Together, Tim and Dan have been involved in many MS Queensland events over the years. In 2013, Dan (pictured) signed up to ride in the MS Brissie to the Bay, to show his support for Tim and others living with MS, and raise much needed money for support services. Tim joined the MS Cheer Club a few years later.
"We are a team."
Each year, together Tim and Dan make an incredible impact through not only their involvement and participation, but through their fundraising. Tim is always surprised by the kindness and generosity of people showing their support.
In 2020, we have were faced with unique and unpresented challenges, yet amongst this uncertainty, the MS Brissie to the Bay bike ride pivoted to a virtual ride. This new format of the ride created a special opportunity for one of our MS community members - one being Tim Leary.
Tim will be getting involved once again tis year, to participant using his recumbent bike at home to clock up his km’s.
You may recognise Jenny’s face from past years as you’ve cycled over the finish line and are greeted by the crowd of clapping Cheer Club supporters in their red and white shirts, welcoming you back from your ride and thanking you for showing your commitment to fight MS.
Jenny was diagnosed with MS in 1973, when she was in Year 10 and just 15 years old.
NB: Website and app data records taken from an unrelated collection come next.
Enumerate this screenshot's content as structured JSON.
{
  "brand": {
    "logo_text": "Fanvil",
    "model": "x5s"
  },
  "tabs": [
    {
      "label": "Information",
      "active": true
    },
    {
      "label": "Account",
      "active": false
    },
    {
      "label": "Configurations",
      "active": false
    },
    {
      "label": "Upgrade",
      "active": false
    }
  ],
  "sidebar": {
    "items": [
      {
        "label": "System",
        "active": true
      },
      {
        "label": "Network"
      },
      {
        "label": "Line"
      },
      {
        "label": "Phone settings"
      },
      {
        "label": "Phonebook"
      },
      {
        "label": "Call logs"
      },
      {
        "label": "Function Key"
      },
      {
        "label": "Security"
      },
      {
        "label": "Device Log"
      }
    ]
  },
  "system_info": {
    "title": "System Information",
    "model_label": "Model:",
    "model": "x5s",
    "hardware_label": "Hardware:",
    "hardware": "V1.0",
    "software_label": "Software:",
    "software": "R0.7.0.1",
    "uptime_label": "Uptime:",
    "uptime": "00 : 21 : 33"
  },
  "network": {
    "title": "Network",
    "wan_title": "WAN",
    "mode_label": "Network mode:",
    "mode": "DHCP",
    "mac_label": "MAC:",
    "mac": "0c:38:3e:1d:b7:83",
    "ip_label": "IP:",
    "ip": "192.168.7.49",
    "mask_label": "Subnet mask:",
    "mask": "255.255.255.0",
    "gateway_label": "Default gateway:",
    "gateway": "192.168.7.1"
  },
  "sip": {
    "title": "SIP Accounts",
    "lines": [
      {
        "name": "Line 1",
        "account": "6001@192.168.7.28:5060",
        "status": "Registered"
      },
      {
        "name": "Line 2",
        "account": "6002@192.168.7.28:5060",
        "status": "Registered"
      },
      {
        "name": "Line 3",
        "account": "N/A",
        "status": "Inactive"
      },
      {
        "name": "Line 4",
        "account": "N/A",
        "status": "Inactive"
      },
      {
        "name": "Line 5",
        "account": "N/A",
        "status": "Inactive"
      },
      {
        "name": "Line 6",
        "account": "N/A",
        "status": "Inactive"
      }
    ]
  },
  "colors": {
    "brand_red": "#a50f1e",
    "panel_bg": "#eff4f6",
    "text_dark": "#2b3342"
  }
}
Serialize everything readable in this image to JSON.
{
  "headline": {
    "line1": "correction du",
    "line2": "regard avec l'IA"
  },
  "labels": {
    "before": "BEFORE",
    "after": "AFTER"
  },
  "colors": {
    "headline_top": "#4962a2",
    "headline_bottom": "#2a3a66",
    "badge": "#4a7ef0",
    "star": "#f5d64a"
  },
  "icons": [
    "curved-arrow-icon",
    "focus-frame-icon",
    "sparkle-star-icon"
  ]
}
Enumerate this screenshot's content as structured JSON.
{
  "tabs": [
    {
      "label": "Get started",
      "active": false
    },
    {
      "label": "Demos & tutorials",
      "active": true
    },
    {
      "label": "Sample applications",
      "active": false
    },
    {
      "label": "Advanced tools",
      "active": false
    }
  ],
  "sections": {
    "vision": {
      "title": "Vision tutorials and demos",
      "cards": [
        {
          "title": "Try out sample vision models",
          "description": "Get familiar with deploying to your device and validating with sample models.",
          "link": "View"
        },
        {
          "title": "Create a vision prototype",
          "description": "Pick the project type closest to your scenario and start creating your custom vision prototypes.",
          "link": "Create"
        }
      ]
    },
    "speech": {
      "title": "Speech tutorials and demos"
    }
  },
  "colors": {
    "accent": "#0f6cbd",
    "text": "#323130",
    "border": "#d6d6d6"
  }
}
The muscle spasms, lack of balance and numbness made it hard to live the active life of a regular teenager. Jenny’s mum, who was a nurse herself, insisted that Jenny see her GP, where she was immediately referred to a Neurologist.
Yet, before she could see the specialist, Jenny had a severe episode- experiencing complete paralysis and blindness in both eyes. For Jenny, the next three months were spent in hospital enduring countless tests to determine the cause of her symptoms. At this time, MRI’s were not available, and Jenny had to endure three lumbar punctures before receiving her MS diagnosis. She was confused, scared and could not fathom what effect that would have on the rest of her life.
Soon after her diagnosis, Jenny began working and was employed with the same company for eleven years. She fondly refers to the business as family, rather than an employer. In 2013, Jenny’s ongoing symptoms forced her to stop working.
Today, Jenny spends most days with her wonderful husband and full-time carer; Charlie. When asked what her motivation is to keep fighting, she states:
“My husband….my husband is my motivation.”
The two were married over 35 years ago and still their friendship and love is evident.
In 2020 with the introduction of the virtual ride, Jenny has the opportunity to join Team Jenny and take part in the ride to fight MS. Charlie and Jenny can support each other throughout June and together, make the biggest impact they can for people living with MS.
The MS Brissie to the Bay began in 1990, with just 80 riders and a desire to make an impact for people facing the daily battle of living with MS. Today, the MS Brissie to the Bay is so much more than the ride, it is an incredible community of inspiring individuals, showing their support in the fight against MS.
We wanted to introduce you to Geoff: a fellow rider, the team captain of the wonderful Greensteam and one of the many individuals living with MS who needs your support, now more than ever.
Geoff was diagnosed with MS in 2012 and shortly after his diagnosis, his brother encouraged him to get involved in a MS charity cycle. This was the very beginning of the Greensteam, with just three members and a goal to make an impact. As he struggled through his first ride, each turn of the pedal was a fight for Geoff.
Geoff first joined the MS Brissie to the Bay in 2014 and has been a participant in the 100km ride every year since. For Geoff, the ride is an escape, an opportunity to focus on something positive and keeps his mind off other things going on.
“The reason I do this ride and have raised money for this ride over the years is to help others as much as I can, as one day I may also need this help.”
2020 marked the biggest year yet for the Greensteam, with 35 people joining the team!
“It means a lot to me to have this support and friendship of people who are taking time out of their lives to ride alongside and help support Greensteam and people living with MS.”